To prevent going completely stir-crazy, passengers adapt to a strange routine as they find a way to cope with life on the rails. The days are structured around mealtimes – breakfast bars and fruit in the morning, making rolls for lunch, then the standard instant noodles in hot water for dinner. People quickly develop a knack of confidently staggering up and down the corridors to use the facilities (toilets only, mind, no showers) and everyone becomes strangely proficient at the subtle hip-swinging movements that allow two people to dance past each other in the narrow gangway. Mini station stops every few hours also create milestones in the journey as the entire trainload disembarks, creaking gingerly off the train, stretching and blinking in the light, grateful for the opportunity for fresh air and a little exercise. Sleeping, reading, writing, music, cards and conversation consume the rest of the available time. There is a great feeling of euphoria on reaching your destination, yet tinged with disappointment as there is plenty of satisfaction to be found in the routine and camaraderie developed alongside your fellow train inmates.

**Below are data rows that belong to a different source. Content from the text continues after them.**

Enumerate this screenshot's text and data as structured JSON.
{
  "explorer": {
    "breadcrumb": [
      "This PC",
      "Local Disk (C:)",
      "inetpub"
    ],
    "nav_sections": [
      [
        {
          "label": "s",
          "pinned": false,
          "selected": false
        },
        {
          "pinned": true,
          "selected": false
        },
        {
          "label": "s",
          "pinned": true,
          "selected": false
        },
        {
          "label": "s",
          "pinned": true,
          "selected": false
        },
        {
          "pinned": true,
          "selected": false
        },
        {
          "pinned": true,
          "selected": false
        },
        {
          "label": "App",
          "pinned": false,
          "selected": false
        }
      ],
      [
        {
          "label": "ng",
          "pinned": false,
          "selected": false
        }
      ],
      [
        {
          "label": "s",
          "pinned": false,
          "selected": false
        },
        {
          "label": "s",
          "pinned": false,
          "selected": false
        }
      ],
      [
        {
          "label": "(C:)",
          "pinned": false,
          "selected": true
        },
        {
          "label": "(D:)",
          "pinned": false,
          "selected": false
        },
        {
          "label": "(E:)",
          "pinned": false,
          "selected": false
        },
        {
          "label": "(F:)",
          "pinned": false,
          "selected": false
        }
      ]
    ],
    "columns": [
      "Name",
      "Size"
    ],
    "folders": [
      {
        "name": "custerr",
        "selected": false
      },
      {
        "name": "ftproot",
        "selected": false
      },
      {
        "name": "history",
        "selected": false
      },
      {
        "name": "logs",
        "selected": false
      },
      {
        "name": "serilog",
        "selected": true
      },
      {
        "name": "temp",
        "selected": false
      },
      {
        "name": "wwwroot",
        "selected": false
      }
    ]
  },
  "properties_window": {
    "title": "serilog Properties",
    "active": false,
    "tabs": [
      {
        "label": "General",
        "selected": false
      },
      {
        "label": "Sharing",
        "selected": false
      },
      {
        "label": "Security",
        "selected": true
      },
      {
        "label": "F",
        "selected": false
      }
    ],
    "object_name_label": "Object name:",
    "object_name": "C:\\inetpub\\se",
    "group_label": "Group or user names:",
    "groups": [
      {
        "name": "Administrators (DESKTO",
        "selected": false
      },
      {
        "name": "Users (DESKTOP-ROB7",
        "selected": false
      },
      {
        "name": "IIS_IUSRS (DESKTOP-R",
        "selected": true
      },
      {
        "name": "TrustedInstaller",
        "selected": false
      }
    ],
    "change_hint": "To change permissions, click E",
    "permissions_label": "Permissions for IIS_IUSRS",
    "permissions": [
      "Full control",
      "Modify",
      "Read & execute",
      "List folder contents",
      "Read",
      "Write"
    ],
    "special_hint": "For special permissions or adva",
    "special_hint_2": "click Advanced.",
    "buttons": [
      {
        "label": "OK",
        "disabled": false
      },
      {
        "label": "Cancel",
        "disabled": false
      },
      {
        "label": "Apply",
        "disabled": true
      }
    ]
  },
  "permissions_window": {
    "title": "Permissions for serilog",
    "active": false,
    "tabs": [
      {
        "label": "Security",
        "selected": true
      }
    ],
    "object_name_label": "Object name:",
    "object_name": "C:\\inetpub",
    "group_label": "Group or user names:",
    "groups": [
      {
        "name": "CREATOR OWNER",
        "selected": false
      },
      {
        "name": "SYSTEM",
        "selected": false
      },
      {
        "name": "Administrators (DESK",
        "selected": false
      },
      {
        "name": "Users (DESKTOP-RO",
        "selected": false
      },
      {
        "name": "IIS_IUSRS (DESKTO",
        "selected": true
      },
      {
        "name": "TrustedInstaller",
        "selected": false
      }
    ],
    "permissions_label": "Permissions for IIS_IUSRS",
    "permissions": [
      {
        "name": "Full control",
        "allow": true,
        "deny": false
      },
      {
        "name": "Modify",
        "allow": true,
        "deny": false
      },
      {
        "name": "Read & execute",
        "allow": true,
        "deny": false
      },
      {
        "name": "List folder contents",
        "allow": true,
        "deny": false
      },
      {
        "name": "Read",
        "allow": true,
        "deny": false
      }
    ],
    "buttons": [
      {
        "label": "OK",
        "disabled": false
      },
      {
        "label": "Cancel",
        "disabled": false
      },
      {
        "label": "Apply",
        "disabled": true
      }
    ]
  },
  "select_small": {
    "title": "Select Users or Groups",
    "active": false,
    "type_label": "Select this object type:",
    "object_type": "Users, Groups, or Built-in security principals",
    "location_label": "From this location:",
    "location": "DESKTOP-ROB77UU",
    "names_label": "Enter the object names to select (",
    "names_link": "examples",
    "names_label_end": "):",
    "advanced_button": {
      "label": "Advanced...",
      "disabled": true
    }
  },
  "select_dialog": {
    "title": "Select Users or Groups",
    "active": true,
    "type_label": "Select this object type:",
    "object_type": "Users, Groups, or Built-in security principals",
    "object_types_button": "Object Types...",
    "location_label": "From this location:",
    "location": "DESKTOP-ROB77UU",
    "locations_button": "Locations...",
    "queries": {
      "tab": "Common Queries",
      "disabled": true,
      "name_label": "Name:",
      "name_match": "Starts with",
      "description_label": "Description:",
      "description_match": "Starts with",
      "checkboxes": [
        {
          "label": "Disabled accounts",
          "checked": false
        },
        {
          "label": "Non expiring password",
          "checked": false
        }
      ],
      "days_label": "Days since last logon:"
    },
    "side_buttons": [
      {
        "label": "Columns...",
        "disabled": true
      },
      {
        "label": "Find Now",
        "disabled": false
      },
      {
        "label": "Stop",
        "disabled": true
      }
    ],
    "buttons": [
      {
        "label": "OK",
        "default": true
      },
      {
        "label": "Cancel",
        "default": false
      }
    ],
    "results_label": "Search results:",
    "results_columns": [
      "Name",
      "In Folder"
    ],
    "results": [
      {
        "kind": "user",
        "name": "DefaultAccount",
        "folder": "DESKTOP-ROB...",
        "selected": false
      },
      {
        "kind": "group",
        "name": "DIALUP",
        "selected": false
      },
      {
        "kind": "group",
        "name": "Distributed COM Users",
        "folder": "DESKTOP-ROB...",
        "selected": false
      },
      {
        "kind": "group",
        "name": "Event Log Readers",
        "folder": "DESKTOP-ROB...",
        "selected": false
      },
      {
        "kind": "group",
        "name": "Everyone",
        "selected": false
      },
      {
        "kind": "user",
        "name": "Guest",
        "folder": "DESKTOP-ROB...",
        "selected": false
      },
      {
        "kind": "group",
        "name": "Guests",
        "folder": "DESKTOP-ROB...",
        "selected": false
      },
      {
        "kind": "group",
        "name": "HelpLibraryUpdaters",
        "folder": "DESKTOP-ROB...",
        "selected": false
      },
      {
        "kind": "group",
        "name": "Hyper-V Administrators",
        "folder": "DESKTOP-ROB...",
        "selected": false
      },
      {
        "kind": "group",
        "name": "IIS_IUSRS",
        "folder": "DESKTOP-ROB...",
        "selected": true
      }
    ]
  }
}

There's one final concluding caveat I would like to address in this fairly glowing account of our time in Russia. We most definitely only had very limited experience of the country – through visits to Moscow, Irkutsk and the long train journeys in between. It would be very blinkered not to acknowledge the actions of Putin and his government with the recent assassination attempt in Salisbury, plus previous ‘misdemeanours’ including the murder of Alexander Litvinenko, strong evidence of international election tampering, the war in Ukraine and the annexation of the Crimea. However, I am approaching this purely from a personal perspective; my own experience in the country as a tourist and the people we directly interacted with. As mentioned at the beginning, people assumed we would be unsafe due to what they’d been hearing on the news about Russia. It is useful to remember that there may be some bias and agenda in the reporting we are exposed to at home and you can’t tar the public with the same brush as the politicians. I think it is most effective to flip this around and ask questions of yourself. Given the current volatile diplomatic relations between Russia and the UK, would you randomly attack a Russian in the street? I would guess not. Would you assume they are unsafe in our country? Nope. It is really just the same situation vice versa out here and I can’t recommend enough jumping on a train to traverse this incredibly vast, complicated and enthralling part of the world.

Lenin Statue

Space Monument

Stalinist Architecture

The imposing Ministry of Foreign Affairs in Moscow

Typical Russian dishes 

State Tretyakov Gallery, Moscow
Soviet Sculpture Park, Moscow
Soviet Sculpture Park, Moscow

Arbat Street, Moscow

Red Square
Natalia and the lads...

Ready to depart...

Nighttime platform stop...

Restocking coal
Platform shop

Selling smoked fish on the platform

Restaurant car socialising

Passing time on the train

Passing time at the border

The lads at Lake Baikal
Made it! :)

Moscow Metro

Typical Trans-Sib scenery

Siberian snow

Trans-Mongolian train leaving the station in Omsk, Russia

Ice flows on Lake Baikal

1 comment:

  1. I would deffo,put fish on the noodles... fabulous piece thank you James, just wow xx